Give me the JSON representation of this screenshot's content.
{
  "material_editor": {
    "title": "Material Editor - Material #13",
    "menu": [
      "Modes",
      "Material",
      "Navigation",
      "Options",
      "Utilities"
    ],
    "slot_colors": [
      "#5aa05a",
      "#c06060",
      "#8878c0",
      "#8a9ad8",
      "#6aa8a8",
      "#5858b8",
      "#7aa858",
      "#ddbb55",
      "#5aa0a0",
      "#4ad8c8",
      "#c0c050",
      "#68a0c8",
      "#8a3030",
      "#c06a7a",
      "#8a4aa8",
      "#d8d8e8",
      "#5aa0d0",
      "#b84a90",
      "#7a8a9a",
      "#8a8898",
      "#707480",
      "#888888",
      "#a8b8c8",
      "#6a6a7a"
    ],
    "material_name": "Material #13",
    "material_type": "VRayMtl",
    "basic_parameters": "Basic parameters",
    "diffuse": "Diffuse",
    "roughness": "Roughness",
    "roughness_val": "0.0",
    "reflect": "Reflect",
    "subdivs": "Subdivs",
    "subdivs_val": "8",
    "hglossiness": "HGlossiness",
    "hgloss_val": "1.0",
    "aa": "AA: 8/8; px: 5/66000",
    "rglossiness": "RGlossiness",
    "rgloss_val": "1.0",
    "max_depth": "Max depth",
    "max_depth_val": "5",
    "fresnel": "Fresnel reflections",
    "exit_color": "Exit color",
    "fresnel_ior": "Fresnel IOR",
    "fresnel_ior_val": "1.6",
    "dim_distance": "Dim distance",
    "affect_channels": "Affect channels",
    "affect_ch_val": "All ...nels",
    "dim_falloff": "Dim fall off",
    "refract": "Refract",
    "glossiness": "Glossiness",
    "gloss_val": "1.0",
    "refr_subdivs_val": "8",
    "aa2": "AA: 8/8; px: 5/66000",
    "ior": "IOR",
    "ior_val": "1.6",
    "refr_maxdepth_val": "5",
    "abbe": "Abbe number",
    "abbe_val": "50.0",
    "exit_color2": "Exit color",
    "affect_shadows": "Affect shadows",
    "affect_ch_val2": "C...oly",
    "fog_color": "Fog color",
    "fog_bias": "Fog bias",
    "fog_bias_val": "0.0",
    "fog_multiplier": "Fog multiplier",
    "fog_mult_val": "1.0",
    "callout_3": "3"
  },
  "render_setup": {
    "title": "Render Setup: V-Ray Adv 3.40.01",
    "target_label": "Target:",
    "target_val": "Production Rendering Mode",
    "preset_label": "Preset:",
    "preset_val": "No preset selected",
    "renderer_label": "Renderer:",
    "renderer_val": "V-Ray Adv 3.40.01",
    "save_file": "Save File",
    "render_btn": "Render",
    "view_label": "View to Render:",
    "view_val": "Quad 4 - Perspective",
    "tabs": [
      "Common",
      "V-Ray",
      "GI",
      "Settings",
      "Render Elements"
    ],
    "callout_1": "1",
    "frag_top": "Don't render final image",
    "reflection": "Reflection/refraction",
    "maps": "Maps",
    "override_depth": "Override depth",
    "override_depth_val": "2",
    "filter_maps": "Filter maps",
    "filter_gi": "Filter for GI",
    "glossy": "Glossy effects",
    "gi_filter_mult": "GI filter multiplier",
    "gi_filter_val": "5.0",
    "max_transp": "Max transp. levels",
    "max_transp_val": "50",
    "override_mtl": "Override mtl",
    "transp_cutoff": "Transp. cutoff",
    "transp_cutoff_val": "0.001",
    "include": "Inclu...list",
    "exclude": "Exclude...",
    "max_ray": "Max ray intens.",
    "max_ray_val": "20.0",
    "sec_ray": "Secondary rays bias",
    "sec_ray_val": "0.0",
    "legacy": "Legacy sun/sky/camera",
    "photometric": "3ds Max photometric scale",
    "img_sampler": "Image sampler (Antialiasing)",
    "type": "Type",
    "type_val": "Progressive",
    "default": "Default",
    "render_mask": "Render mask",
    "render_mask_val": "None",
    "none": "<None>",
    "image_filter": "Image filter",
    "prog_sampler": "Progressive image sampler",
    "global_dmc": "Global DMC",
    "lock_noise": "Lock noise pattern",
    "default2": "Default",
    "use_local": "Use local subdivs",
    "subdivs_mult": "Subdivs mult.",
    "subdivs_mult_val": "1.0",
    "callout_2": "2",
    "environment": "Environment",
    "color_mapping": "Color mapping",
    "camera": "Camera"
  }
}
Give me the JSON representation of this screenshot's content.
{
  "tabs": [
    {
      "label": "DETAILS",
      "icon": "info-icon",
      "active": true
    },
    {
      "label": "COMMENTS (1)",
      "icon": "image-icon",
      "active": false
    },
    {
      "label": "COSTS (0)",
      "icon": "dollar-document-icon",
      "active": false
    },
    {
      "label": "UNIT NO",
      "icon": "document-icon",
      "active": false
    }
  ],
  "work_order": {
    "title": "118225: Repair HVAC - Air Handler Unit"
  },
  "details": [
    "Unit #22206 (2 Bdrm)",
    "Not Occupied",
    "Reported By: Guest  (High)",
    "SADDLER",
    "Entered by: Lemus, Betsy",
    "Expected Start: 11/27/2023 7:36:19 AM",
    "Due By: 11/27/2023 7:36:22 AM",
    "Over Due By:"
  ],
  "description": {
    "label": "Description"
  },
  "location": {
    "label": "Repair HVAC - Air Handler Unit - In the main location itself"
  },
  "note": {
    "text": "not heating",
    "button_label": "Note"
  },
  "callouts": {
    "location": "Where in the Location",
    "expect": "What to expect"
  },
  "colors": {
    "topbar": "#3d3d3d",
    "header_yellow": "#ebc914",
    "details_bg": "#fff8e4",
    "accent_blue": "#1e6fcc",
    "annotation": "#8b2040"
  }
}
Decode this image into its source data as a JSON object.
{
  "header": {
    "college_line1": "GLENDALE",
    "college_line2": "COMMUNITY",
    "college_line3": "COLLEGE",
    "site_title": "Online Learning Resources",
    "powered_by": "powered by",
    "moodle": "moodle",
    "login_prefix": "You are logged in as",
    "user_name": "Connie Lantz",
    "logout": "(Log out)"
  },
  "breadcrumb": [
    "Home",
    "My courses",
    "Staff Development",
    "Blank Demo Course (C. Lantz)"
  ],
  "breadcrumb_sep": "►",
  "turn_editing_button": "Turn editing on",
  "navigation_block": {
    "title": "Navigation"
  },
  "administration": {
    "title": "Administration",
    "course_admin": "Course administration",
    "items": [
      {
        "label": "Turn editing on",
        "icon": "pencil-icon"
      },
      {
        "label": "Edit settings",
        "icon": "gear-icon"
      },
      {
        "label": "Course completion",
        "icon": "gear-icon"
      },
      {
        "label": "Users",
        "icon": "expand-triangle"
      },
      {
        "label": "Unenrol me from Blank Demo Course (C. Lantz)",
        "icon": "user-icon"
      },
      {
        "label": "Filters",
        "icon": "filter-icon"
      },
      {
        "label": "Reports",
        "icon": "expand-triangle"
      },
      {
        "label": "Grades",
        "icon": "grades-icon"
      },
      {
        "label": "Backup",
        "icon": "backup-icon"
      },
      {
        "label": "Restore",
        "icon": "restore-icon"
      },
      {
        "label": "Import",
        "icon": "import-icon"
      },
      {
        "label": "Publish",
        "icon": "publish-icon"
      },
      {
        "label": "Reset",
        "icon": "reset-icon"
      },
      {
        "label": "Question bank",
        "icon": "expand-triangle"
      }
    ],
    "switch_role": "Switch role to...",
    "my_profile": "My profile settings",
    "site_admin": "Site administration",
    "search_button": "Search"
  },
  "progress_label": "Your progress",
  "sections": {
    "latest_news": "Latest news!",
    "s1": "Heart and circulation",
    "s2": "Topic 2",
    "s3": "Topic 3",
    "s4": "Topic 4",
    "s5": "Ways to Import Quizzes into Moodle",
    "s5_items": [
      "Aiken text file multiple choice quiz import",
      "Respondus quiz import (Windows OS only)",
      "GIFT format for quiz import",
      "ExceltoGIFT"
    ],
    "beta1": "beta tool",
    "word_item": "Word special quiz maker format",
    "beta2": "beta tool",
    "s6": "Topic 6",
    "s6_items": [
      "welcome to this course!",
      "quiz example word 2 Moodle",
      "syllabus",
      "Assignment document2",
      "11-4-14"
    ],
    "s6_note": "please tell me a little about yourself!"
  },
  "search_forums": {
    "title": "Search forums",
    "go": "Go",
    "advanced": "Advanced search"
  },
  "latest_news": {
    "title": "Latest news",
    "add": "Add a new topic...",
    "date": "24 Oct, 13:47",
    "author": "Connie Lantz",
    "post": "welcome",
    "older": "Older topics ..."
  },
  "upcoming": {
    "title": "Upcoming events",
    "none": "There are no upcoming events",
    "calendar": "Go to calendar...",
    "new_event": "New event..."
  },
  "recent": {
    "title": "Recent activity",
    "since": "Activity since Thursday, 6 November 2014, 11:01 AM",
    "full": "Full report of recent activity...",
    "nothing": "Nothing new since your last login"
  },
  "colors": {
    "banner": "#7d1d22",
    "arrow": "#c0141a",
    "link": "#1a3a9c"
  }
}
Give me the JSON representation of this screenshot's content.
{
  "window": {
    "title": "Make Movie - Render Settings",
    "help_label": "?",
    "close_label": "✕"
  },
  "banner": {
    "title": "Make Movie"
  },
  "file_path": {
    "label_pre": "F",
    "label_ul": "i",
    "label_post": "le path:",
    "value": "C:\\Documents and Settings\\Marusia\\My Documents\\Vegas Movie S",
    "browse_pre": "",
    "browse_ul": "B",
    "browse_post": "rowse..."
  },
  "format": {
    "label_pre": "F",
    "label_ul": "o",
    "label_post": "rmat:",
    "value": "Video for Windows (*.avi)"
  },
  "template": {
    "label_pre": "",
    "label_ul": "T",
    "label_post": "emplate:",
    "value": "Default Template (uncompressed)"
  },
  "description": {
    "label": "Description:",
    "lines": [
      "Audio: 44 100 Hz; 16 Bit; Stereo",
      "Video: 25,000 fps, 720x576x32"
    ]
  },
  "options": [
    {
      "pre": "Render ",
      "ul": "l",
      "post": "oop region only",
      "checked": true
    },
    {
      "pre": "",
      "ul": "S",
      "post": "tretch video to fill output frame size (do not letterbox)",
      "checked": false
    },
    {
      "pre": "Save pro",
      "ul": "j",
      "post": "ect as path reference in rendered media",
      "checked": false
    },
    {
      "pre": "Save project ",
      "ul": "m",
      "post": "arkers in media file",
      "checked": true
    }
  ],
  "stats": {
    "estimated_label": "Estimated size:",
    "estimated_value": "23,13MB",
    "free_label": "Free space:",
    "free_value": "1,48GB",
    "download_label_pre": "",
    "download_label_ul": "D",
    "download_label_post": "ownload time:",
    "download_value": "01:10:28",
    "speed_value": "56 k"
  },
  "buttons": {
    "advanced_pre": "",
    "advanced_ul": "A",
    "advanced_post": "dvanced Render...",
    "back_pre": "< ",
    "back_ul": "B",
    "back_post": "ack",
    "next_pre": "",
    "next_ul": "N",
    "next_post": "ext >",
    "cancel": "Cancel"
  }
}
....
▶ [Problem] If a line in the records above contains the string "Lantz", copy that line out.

▶ [Reply to the exercise]
    "user_name": "Connie Lantz",
    "Blank Demo Course (C. Lantz)"
        "label": "Unenrol me from Blank Demo Course (C. Lantz)",
    "author": "Connie Lantz",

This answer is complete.